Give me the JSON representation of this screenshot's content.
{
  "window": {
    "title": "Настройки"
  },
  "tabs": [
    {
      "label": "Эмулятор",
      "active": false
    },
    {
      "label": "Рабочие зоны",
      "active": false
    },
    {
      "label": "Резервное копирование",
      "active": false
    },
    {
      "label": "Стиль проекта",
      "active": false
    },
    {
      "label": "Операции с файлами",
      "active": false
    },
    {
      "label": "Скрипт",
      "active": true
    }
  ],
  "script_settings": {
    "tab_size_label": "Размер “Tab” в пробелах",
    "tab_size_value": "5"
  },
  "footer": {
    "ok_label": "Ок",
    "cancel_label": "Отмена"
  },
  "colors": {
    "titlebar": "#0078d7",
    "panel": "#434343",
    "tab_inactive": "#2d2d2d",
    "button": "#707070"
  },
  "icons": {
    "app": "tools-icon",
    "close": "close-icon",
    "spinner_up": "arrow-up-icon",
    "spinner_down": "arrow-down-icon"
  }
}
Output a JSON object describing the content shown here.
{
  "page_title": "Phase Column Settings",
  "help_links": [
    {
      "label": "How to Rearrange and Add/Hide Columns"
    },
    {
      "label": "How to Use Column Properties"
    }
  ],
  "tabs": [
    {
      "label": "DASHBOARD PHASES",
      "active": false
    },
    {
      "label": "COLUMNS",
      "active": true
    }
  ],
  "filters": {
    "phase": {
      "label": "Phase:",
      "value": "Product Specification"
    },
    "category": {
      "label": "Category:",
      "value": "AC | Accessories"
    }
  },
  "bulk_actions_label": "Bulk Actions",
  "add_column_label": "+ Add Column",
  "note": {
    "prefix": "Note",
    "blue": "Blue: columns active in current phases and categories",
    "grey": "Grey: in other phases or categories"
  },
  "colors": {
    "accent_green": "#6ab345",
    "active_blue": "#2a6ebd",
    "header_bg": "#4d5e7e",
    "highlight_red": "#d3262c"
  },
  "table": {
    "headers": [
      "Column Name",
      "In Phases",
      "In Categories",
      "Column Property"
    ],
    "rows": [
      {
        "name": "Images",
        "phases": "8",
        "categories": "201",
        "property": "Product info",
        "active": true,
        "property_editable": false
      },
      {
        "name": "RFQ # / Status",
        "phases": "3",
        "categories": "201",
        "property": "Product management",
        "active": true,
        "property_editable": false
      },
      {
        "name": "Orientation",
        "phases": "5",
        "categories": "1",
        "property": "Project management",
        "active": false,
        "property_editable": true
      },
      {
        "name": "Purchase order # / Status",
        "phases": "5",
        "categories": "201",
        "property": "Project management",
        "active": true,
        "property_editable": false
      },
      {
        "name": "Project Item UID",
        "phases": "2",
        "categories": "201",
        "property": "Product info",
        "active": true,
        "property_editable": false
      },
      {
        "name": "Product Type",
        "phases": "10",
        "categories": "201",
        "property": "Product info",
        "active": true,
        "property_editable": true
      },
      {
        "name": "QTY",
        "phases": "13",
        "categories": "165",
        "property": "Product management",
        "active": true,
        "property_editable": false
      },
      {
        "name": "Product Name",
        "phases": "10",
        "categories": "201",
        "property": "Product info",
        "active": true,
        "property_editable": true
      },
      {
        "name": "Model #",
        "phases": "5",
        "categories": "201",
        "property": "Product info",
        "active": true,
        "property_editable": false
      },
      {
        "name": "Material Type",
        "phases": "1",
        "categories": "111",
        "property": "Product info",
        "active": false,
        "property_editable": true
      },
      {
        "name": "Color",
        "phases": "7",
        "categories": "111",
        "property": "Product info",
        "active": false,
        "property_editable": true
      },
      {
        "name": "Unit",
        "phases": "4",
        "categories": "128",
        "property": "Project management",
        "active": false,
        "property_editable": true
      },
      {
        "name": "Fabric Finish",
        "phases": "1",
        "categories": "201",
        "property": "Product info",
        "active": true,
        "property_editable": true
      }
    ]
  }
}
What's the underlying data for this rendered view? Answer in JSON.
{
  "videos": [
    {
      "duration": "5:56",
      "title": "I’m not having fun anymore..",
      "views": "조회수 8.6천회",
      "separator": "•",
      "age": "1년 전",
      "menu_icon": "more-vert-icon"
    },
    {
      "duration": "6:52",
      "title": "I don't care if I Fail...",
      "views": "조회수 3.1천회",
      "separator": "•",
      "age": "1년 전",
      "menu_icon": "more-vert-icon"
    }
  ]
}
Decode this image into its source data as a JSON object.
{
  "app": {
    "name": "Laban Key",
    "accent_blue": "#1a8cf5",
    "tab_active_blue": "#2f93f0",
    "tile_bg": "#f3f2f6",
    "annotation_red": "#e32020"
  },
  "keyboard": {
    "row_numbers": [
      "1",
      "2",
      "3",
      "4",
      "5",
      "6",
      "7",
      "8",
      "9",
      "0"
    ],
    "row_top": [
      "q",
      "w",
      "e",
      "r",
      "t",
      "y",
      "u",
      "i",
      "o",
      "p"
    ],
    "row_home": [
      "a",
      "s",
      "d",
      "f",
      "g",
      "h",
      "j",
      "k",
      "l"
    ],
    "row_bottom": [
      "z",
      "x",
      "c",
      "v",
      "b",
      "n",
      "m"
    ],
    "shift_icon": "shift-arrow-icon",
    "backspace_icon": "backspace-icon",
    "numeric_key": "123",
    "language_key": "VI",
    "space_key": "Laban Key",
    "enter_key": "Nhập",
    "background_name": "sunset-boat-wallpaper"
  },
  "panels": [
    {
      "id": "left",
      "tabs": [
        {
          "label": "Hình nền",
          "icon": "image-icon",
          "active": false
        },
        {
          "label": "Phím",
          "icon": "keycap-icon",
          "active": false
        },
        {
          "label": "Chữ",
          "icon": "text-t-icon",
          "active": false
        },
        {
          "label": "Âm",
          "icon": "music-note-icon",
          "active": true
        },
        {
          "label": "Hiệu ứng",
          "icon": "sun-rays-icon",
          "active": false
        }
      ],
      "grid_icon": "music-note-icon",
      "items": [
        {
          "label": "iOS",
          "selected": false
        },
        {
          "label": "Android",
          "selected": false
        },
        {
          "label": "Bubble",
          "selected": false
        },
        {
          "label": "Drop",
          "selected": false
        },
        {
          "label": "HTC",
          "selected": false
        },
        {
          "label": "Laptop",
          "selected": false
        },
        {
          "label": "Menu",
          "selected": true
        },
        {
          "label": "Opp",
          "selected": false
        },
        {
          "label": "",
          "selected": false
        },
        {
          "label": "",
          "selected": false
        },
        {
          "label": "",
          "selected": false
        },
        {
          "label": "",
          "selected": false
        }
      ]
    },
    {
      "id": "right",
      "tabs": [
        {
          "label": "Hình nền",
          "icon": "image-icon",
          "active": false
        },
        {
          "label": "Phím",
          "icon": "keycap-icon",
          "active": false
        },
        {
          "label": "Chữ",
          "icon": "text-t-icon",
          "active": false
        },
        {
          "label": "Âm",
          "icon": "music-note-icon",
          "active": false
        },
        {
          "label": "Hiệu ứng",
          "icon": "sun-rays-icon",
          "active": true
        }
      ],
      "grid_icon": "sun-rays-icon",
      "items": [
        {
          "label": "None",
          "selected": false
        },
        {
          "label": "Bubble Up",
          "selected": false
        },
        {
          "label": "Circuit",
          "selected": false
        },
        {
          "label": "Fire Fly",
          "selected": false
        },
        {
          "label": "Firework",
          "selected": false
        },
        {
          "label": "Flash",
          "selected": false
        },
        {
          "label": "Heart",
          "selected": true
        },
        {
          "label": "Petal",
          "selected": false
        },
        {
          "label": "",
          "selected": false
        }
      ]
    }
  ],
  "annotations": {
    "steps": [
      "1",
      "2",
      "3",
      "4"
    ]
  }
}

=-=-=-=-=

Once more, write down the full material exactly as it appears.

Give me the JSON representation of this screenshot's content.
{
  "window": {
    "title": "Настройки"
  },
  "tabs": [
    {
      "label": "Эмулятор",
      "active": false
    },
    {
      "label": "Рабочие зоны",
      "active": false
    },
    {
      "label": "Резервное копирование",
      "active": false
    },
    {
      "label": "Стиль проекта",
      "active": false
    },
    {
      "label": "Операции с файлами",
      "active": false
    },
    {
      "label": "Скрипт",
      "active": true
    }
  ],
  "script_settings": {
    "tab_size_label": "Размер “Tab” в пробелах",
    "tab_size_value": "5"
  },
  "footer": {
    "ok_label": "Ок",
    "cancel_label": "Отмена"
  },
  "colors": {
    "titlebar": "#0078d7",
    "panel": "#434343",
    "tab_inactive": "#2d2d2d",
    "button": "#707070"
  },
  "icons": {
    "app": "tools-icon",
    "close": "close-icon",
    "spinner_up": "arrow-up-icon",
    "spinner_down": "arrow-down-icon"
  }
}
Output a JSON object describing the content shown here.
{
  "page_title": "Phase Column Settings",
  "help_links": [
    {
      "label": "How to Rearrange and Add/Hide Columns"
    },
    {
      "label": "How to Use Column Properties"
    }
  ],
  "tabs": [
    {
      "label": "DASHBOARD PHASES",
      "active": false
    },
    {
      "label": "COLUMNS",
      "active": true
    }
  ],
  "filters": {
    "phase": {
      "label": "Phase:",
      "value": "Product Specification"
    },
    "category": {
      "label": "Category:",
      "value": "AC | Accessories"
    }
  },
  "bulk_actions_label": "Bulk Actions",
  "add_column_label": "+ Add Column",
  "note": {
    "prefix": "Note",
    "blue": "Blue: columns active in current phases and categories",
    "grey": "Grey: in other phases or categories"
  },
  "colors": {
    "accent_green": "#6ab345",
    "active_blue": "#2a6ebd",
    "header_bg": "#4d5e7e",
    "highlight_red": "#d3262c"
  },
  "table": {
    "headers": [
      "Column Name",
      "In Phases",
      "In Categories",
      "Column Property"
    ],
    "rows": [
      {
        "name": "Images",
        "phases": "8",
        "categories": "201",
        "property": "Product info",
        "active": true,
        "property_editable": false
      },
      {
        "name": "RFQ # / Status",
        "phases": "3",
        "categories": "201",
        "property": "Product management",
        "active": true,
        "property_editable": false
      },
      {
        "name": "Orientation",
        "phases": "5",
        "categories": "1",
        "property": "Project management",
        "active": false,
        "property_editable": true
      },
      {
        "name": "Purchase order # / Status",
        "phases": "5",
        "categories": "201",
        "property": "Project management",
        "active": true,
        "property_editable": false
      },
      {
        "name": "Project Item UID",
        "phases": "2",
        "categories": "201",
        "property": "Product info",
        "active": true,
        "property_editable": false
      },
      {
        "name": "Product Type",
        "phases": "10",
        "categories": "201",
        "property": "Product info",
        "active": true,
        "property_editable": true
      },
      {
        "name": "QTY",
        "phases": "13",
        "categories": "165",
        "property": "Product management",
        "active": true,
        "property_editable": false
      },
      {
        "name": "Product Name",
        "phases": "10",
        "categories": "201",
        "property": "Product info",
        "active": true,
        "property_editable": true
      },
      {
        "name": "Model #",
        "phases": "5",
        "categories": "201",
        "property": "Product info",
        "active": true,
        "property_editable": false
      },
      {
        "name": "Material Type",
        "phases": "1",
        "categories": "111",
        "property": "Product info",
        "active": false,
        "property_editable": true
      },
      {
        "name": "Color",
        "phases": "7",
        "categories": "111",
        "property": "Product info",
        "active": false,
        "property_editable": true
      },
      {
        "name": "Unit",
        "phases": "4",
        "categories": "128",
        "property": "Project management",
        "active": false,
        "property_editable": true
      },
      {
        "name": "Fabric Finish",
        "phases": "1",
        "categories": "201",
        "property": "Product info",
        "active": true,
        "property_editable": true
      }
    ]
  }
}
What's the underlying data for this rendered view? Answer in JSON.
{
  "videos": [
    {
      "duration": "5:56",
      "title": "I’m not having fun anymore..",
      "views": "조회수 8.6천회",
      "separator": "•",
      "age": "1년 전",
      "menu_icon": "more-vert-icon"
    },
    {
      "duration": "6:52",
      "title": "I don't care if I Fail...",
      "views": "조회수 3.1천회",
      "separator": "•",
      "age": "1년 전",
      "menu_icon": "more-vert-icon"
    }
  ]
}
Decode this image into its source data as a JSON object.
{
  "app": {
    "name": "Laban Key",
    "accent_blue": "#1a8cf5",
    "tab_active_blue": "#2f93f0",
    "tile_bg": "#f3f2f6",
    "annotation_red": "#e32020"
  },
  "keyboard": {
    "row_numbers": [
      "1",
      "2",
      "3",
      "4",
      "5",
      "6",
      "7",
      "8",
      "9",
      "0"
    ],
    "row_top": [
      "q",
      "w",
      "e",
      "r",
      "t",
      "y",
      "u",
      "i",
      "o",
      "p"
    ],
    "row_home": [
      "a",
      "s",
      "d",
      "f",
      "g",
      "h",
      "j",
      "k",
      "l"
    ],
    "row_bottom": [
      "z",
      "x",
      "c",
      "v",
      "b",
      "n",
      "m"
    ],
    "shift_icon": "shift-arrow-icon",
    "backspace_icon": "backspace-icon",
    "numeric_key": "123",
    "language_key": "VI",
    "space_key": "Laban Key",
    "enter_key": "Nhập",
    "background_name": "sunset-boat-wallpaper"
  },
  "panels": [
    {
      "id": "left",
      "tabs": [
        {
          "label": "Hình nền",
          "icon": "image-icon",
          "active": false
        },
        {
          "label": "Phím",
          "icon": "keycap-icon",
          "active": false
        },
        {
          "label": "Chữ",
          "icon": "text-t-icon",
          "active": false
        },
        {
          "label": "Âm",
          "icon": "music-note-icon",
          "active": true
        },
        {
          "label": "Hiệu ứng",
          "icon": "sun-rays-icon",
          "active": false
        }
      ],
      "grid_icon": "music-note-icon",
      "items": [
        {
          "label": "iOS",
          "selected": false
        },
        {
          "label": "Android",
          "selected": false
        },
        {
          "label": "Bubble",
          "selected": false
        },
        {
          "label": "Drop",
          "selected": false
        },
        {
          "label": "HTC",
          "selected": false
        },
        {
          "label": "Laptop",
          "selected": false
        },
        {
          "label": "Menu",
          "selected": true
        },
        {
          "label": "Opp",
          "selected": false
        },
        {
          "label": "",
          "selected": false
        },
        {
          "label": "",
          "selected": false
        },
        {
          "label": "",
          "selected": false
        },
        {
          "label": "",
          "selected": false
        }
      ]
    },
    {
      "id": "right",
      "tabs": [
        {
          "label": "Hình nền",
          "icon": "image-icon",
          "active": false
        },
        {
          "label": "Phím",
          "icon": "keycap-icon",
          "active": false
        },
        {
          "label": "Chữ",
          "icon": "text-t-icon",
          "active": false
        },
        {
          "label": "Âm",
          "icon": "music-note-icon",
          "active": false
        },
        {
          "label": "Hiệu ứng",
          "icon": "sun-rays-icon",
          "active": true
        }
      ],
      "grid_icon": "sun-rays-icon",
      "items": [
        {
          "label": "None",
          "selected": false
        },
        {
          "label": "Bubble Up",
          "selected": false
        },
        {
          "label": "Circuit",
          "selected": false
        },
        {
          "label": "Fire Fly",
          "selected": false
        },
        {
          "label": "Firework",
          "selected": false
        },
        {
          "label": "Flash",
          "selected": false
        },
        {
          "label": "Heart",
          "selected": true
        },
        {
          "label": "Petal",
          "selected": false
        },
        {
          "label": "",
          "selected": false
        }
      ]
    }
  ],
  "annotations": {
    "steps": [
      "1",
      "2",
      "3",
      "4"
    ]
  }
}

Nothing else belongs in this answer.